▸ Work instruction: Only the text should be kept: print every entry below exactly and leave each image out.

Records from a dataset:

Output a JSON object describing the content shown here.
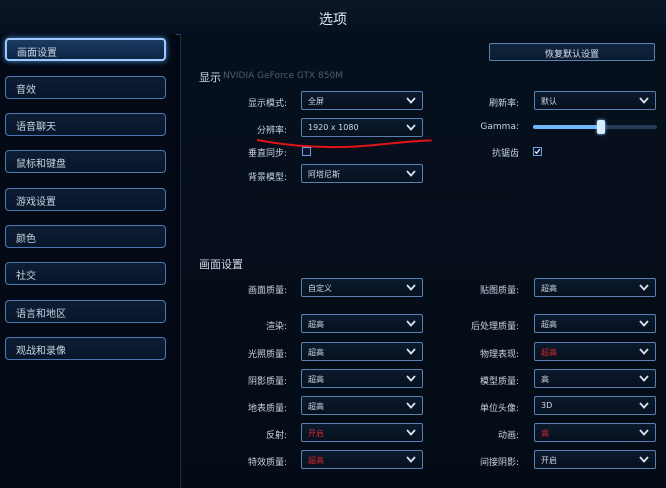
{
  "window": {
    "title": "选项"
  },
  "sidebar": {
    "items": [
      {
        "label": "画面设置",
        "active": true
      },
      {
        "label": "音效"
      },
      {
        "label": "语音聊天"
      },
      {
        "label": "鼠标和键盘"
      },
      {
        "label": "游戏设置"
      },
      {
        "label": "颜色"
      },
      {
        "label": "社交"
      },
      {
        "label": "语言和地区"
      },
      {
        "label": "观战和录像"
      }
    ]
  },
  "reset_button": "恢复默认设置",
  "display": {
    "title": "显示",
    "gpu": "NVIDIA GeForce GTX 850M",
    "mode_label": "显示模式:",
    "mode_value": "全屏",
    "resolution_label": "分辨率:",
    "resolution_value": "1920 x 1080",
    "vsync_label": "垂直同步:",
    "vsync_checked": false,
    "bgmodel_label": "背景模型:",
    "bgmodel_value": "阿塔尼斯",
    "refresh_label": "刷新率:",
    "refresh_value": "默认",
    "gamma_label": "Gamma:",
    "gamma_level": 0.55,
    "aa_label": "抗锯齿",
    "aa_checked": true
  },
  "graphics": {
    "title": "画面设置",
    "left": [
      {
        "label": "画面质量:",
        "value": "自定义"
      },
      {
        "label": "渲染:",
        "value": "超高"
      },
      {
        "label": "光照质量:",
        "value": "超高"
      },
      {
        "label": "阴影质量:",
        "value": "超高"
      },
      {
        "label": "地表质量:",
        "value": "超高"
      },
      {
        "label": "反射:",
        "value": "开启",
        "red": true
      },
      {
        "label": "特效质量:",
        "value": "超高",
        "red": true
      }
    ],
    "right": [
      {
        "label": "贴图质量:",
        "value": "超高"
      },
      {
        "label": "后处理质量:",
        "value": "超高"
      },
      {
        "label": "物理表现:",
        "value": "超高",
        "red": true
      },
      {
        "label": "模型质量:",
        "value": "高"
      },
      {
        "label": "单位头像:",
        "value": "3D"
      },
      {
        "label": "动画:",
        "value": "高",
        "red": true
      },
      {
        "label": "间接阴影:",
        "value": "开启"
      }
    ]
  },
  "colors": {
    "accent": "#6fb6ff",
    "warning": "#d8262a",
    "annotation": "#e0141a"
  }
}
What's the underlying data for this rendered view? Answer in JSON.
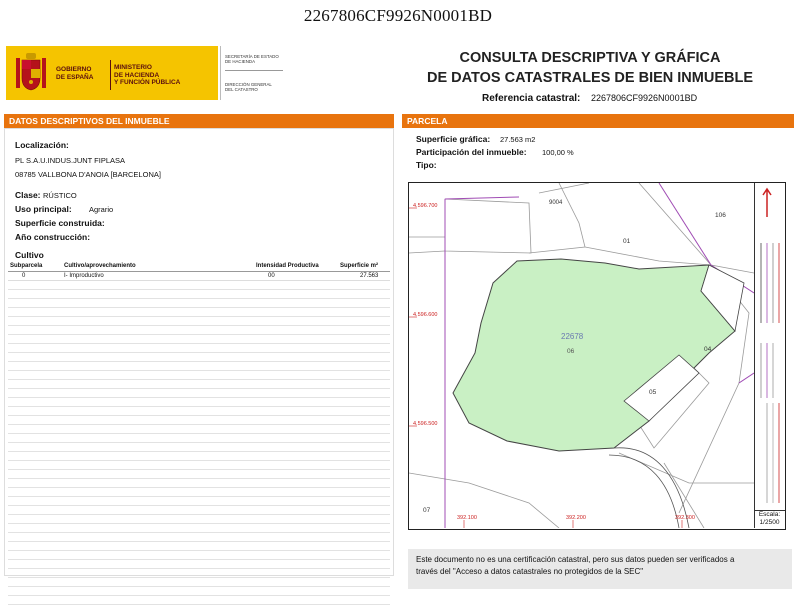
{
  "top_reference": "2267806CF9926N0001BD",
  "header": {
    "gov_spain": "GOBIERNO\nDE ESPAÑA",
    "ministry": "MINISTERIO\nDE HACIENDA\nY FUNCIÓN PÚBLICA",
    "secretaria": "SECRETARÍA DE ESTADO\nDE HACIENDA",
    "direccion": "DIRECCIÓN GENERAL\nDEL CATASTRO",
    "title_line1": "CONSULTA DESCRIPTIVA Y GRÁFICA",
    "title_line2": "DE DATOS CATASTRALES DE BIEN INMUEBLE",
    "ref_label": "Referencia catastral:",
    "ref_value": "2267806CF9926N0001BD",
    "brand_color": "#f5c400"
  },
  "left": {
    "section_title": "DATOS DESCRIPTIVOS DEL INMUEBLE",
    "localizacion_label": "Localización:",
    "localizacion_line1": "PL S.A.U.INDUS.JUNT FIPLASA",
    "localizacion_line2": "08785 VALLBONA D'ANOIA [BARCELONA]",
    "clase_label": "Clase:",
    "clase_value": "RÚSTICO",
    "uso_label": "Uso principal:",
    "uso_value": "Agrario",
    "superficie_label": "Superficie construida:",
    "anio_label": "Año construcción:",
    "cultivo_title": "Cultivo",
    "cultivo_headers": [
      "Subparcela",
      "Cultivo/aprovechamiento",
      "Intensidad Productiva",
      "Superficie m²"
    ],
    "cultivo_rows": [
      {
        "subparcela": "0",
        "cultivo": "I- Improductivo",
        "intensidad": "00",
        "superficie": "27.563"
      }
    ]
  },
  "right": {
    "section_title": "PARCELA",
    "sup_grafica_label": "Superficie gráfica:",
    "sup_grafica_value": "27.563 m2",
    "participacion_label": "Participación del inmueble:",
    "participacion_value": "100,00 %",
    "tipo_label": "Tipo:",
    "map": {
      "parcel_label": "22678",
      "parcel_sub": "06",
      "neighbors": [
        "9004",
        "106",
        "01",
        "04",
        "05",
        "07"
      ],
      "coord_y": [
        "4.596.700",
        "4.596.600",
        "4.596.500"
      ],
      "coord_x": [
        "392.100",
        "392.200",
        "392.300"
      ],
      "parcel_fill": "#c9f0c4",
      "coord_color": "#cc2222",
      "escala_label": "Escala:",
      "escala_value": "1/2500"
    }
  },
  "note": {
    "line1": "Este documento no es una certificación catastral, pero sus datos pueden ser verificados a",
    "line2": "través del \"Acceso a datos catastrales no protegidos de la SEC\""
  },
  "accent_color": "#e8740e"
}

▸ Answer space:
Output a JSON object describing the content shown here.
{
  "window": {
    "title": "选项"
  },
  "sidebar": {
    "items": [
      {
        "label": "画面设置",
        "active": true
      },
      {
        "label": "音效"
      },
      {
        "label": "语音聊天"
      },
      {
        "label": "鼠标和键盘"
      },
      {
        "label": "游戏设置"
      },
      {
        "label": "颜色"
      },
      {
        "label": "社交"
      },
      {
        "label": "语言和地区"
      },
      {
        "label": "观战和录像"
      }
    ]
  },
  "reset_button": "恢复默认设置",
  "display": {
    "title": "显示",
    "gpu": "NVIDIA GeForce GTX 850M",
    "mode_label": "显示模式:",
    "mode_value": "全屏",
    "resolution_label": "分辨率:",
    "resolution_value": "1920 x 1080",
    "vsync_label": "垂直同步:",
    "vsync_checked": false,
    "bgmodel_label": "背景模型:",
    "bgmodel_value": "阿塔尼斯",
    "refresh_label": "刷新率:",
    "refresh_value": "默认",
    "gamma_label": "Gamma:",
    "gamma_level": 0.55,
    "aa_label": "抗锯齿",
    "aa_checked": true
  },
  "graphics": {
    "title": "画面设置",
    "left": [
      {
        "label": "画面质量:",
        "value": "自定义"
      },
      {
        "label": "渲染:",
        "value": "超高"
      },
      {
        "label": "光照质量:",
        "value": "超高"
      },
      {
        "label": "阴影质量:",
        "value": "超高"
      },
      {
        "label": "地表质量:",
        "value": "超高"
      },
      {
        "label": "反射:",
        "value": "开启",
        "red": true
      },
      {
        "label": "特效质量:",
        "value": "超高",
        "red": true
      }
    ],
    "right": [
      {
        "label": "贴图质量:",
        "value": "超高"
      },
      {
        "label": "后处理质量:",
        "value": "超高"
      },
      {
        "label": "物理表现:",
        "value": "超高",
        "red": true
      },
      {
        "label": "模型质量:",
        "value": "高"
      },
      {
        "label": "单位头像:",
        "value": "3D"
      },
      {
        "label": "动画:",
        "value": "高",
        "red": true
      },
      {
        "label": "间接阴影:",
        "value": "开启"
      }
    ]
  },
  "colors": {
    "accent": "#6fb6ff",
    "warning": "#d8262a",
    "annotation": "#e0141a"
  }
}
What's the underlying data for this rendered view? Answer in JSON.
{
  "top_reference": "2267806CF9926N0001BD",
  "header": {
    "gov_spain": "GOBIERNO\nDE ESPAÑA",
    "ministry": "MINISTERIO\nDE HACIENDA\nY FUNCIÓN PÚBLICA",
    "secretaria": "SECRETARÍA DE ESTADO\nDE HACIENDA",
    "direccion": "DIRECCIÓN GENERAL\nDEL CATASTRO",
    "title_line1": "CONSULTA DESCRIPTIVA Y GRÁFICA",
    "title_line2": "DE DATOS CATASTRALES DE BIEN INMUEBLE",
    "ref_label": "Referencia catastral:",
    "ref_value": "2267806CF9926N0001BD",
    "brand_color": "#f5c400"
  },
  "left": {
    "section_title": "DATOS DESCRIPTIVOS DEL INMUEBLE",
    "localizacion_label": "Localización:",
    "localizacion_line1": "PL S.A.U.INDUS.JUNT FIPLASA",
    "localizacion_line2": "08785 VALLBONA D'ANOIA [BARCELONA]",
    "clase_label": "Clase:",
    "clase_value": "RÚSTICO",
    "uso_label": "Uso principal:",
    "uso_value": "Agrario",
    "superficie_label": "Superficie construida:",
    "anio_label": "Año construcción:",
    "cultivo_title": "Cultivo",
    "cultivo_headers": [
      "Subparcela",
      "Cultivo/aprovechamiento",
      "Intensidad Productiva",
      "Superficie m²"
    ],
    "cultivo_rows": [
      {
        "subparcela": "0",
        "cultivo": "I- Improductivo",
        "intensidad": "00",
        "superficie": "27.563"
      }
    ]
  },
  "right": {
    "section_title": "PARCELA",
    "sup_grafica_label": "Superficie gráfica:",
    "sup_grafica_value": "27.563 m2",
    "participacion_label": "Participación del inmueble:",
    "participacion_value": "100,00 %",
    "tipo_label": "Tipo:",
    "map": {
      "parcel_label": "22678",
      "parcel_sub": "06",
      "neighbors": [
        "9004",
        "106",
        "01",
        "04",
        "05",
        "07"
      ],
      "coord_y": [
        "4.596.700",
        "4.596.600",
        "4.596.500"
      ],
      "coord_x": [
        "392.100",
        "392.200",
        "392.300"
      ],
      "parcel_fill": "#c9f0c4",
      "coord_color": "#cc2222",
      "escala_label": "Escala:",
      "escala_value": "1/2500"
    }
  },
  "note": {
    "line1": "Este documento no es una certificación catastral, pero sus datos pueden ser verificados a",
    "line2": "través del \"Acceso a datos catastrales no protegidos de la SEC\""
  },
  "accent_color": "#e8740e"
}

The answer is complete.